The Environmental Protection Agency has accused Fiat Chrysler installing emissions cheating software in 104,000 vehicles equipped with its 3.0-liter EcoDiesel V6 engine and violating the Clean Air Act.
According to EPA regulators, FCA failed to disclose the presence of software in the vehicles that ensured they would pass government emissions test but later altered engine settings that resulted in more greenhouse gas emission being let into the air.
“The software is designed such that during the emissions tests, Fiat Chrysler’s diesel cars meet the standards that protect clean air,” EPA Assistant Administrator Cynthia Giles told NPR. “However, under some other kinds of operating conditions, including many that occur frequently during normal driving, the software directs the emissions control system to operate differently, resulting in emissions that can be much higher.”

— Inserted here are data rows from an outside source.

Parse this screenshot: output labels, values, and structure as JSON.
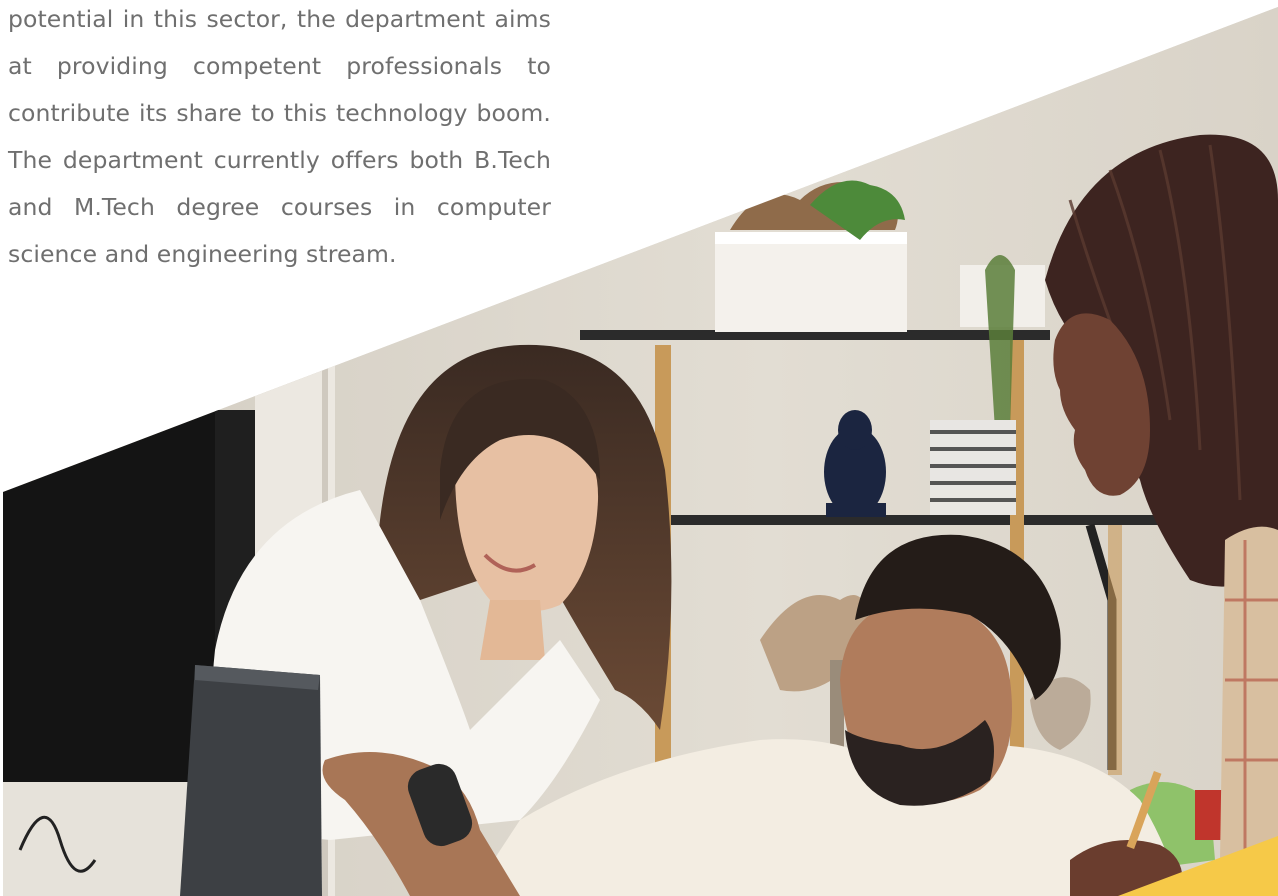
{
  "intro": {
    "lines": [
      "potential in this sector, the department aims",
      "at providing competent professionals to",
      "contribute its share to this technology boom.",
      "The department currently offers both B.Tech",
      "and M.Tech degree courses in computer",
      "science and engineering stream."
    ]
  },
  "photo": {
    "subject": "three-people-collaborating-at-laptop"
  },
  "colors": {
    "body_text": "#6f6f6f",
    "accent_yellow": "#f6c948",
    "page_background": "#ffffff"
  }
}
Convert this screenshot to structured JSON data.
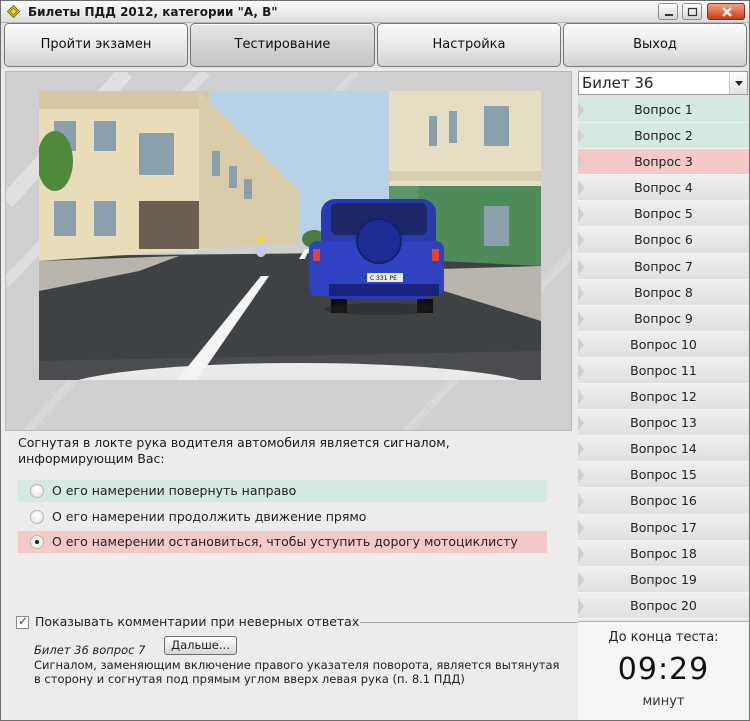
{
  "window": {
    "title": "Билеты ПДД 2012, категории \"A, B\""
  },
  "toolbar": {
    "exam_label": "Пройти экзамен",
    "testing_label": "Тестирование",
    "settings_label": "Настройка",
    "exit_label": "Выход"
  },
  "scene": {
    "license_plate": "С 331 РЕ"
  },
  "question": {
    "text_line1": "Согнутая в локте рука водителя автомобиля является сигналом,",
    "text_line2": "информирующим Вас:",
    "answers": [
      {
        "label": "О его намерении повернуть направо",
        "state": "correct",
        "selected": false
      },
      {
        "label": "О его намерении продолжить движение прямо",
        "state": "none",
        "selected": false
      },
      {
        "label": "О его намерении остановиться, чтобы уступить дорогу мотоциклисту",
        "state": "wrong",
        "selected": true
      }
    ]
  },
  "comments": {
    "checkbox_label": "Показывать комментарии при неверных ответах",
    "checked": true,
    "reference": "Билет 36 вопрос 7",
    "next_label": "Дальше...",
    "text_line1": "Сигналом, заменяющим включение правого указателя поворота, является вытянутая",
    "text_line2": "в сторону и согнутая под прямым углом вверх левая рука (п. 8.1 ПДД)"
  },
  "sidebar": {
    "ticket": "Билет 36",
    "questions": [
      {
        "label": "Вопрос 1",
        "state": "correct"
      },
      {
        "label": "Вопрос 2",
        "state": "correct"
      },
      {
        "label": "Вопрос 3",
        "state": "wrong"
      },
      {
        "label": "Вопрос 4",
        "state": "none"
      },
      {
        "label": "Вопрос 5",
        "state": "none"
      },
      {
        "label": "Вопрос 6",
        "state": "none"
      },
      {
        "label": "Вопрос 7",
        "state": "none"
      },
      {
        "label": "Вопрос 8",
        "state": "none"
      },
      {
        "label": "Вопрос 9",
        "state": "none"
      },
      {
        "label": "Вопрос 10",
        "state": "none"
      },
      {
        "label": "Вопрос 11",
        "state": "none"
      },
      {
        "label": "Вопрос 12",
        "state": "none"
      },
      {
        "label": "Вопрос 13",
        "state": "none"
      },
      {
        "label": "Вопрос 14",
        "state": "none"
      },
      {
        "label": "Вопрос 15",
        "state": "none"
      },
      {
        "label": "Вопрос 16",
        "state": "none"
      },
      {
        "label": "Вопрос 17",
        "state": "none"
      },
      {
        "label": "Вопрос 18",
        "state": "none"
      },
      {
        "label": "Вопрос 19",
        "state": "none"
      },
      {
        "label": "Вопрос 20",
        "state": "none"
      }
    ]
  },
  "timer": {
    "label": "До конца теста:",
    "value": "09:29",
    "unit": "минут"
  },
  "colors": {
    "correct_bg": "#d4e9df",
    "wrong_bg": "#f6c9c9"
  }
}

Affected models 2014, 2015 and 2016 model year Jeep Grand Cherokee SUVs and Dodge Ram 1500 trucks with the 3.0-liter EcoDiesel engine. The vehicles were found to revert into a less environmentally friendly mode when driving at high speeds or when driving for extended periods of time, according to the EPA.

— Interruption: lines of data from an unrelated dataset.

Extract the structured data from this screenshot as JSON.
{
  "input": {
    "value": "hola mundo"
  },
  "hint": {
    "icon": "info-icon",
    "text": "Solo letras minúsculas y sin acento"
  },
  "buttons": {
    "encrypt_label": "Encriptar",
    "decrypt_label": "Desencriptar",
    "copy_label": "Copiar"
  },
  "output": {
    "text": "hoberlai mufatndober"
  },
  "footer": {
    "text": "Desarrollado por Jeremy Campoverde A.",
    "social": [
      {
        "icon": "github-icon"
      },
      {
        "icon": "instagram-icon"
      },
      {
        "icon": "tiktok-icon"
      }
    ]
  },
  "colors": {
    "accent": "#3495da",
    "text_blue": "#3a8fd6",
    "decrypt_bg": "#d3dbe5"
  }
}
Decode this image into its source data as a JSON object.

Fiat Chrysler released a statement in response to the EPA’s accusations saying it was “disappointed,” in the agency’s decision to issue the notice of violation.
“FCA US intends to work with the incoming administration to present its case and resolve this matter fairly and equitably and to assure the EPA and FCA US customers that the company’s diesel-powered vehicles meet all applicable regulatory requirements,” the automaker said.
“FCA US diesel engines are equipped with state-of-the-art emission control systems hardware, including selective catalytic reduction (SCR). Every auto manufacturer must employ various strategies to control tailpipe emissions in order to balance EPA’s regulatory requirements for low nitrogen oxide (NOx) emissions and requirements for engine durability and performance, safety and fuel efficiency. FCA US believes that its emission control systems meet the applicable requirements.”
As of this writing, the EPA is till looking into the matter and affected vehicles remain legal to drive. Owners of affected vehicles are free to drive their cars and aren’t required to take any action at this time.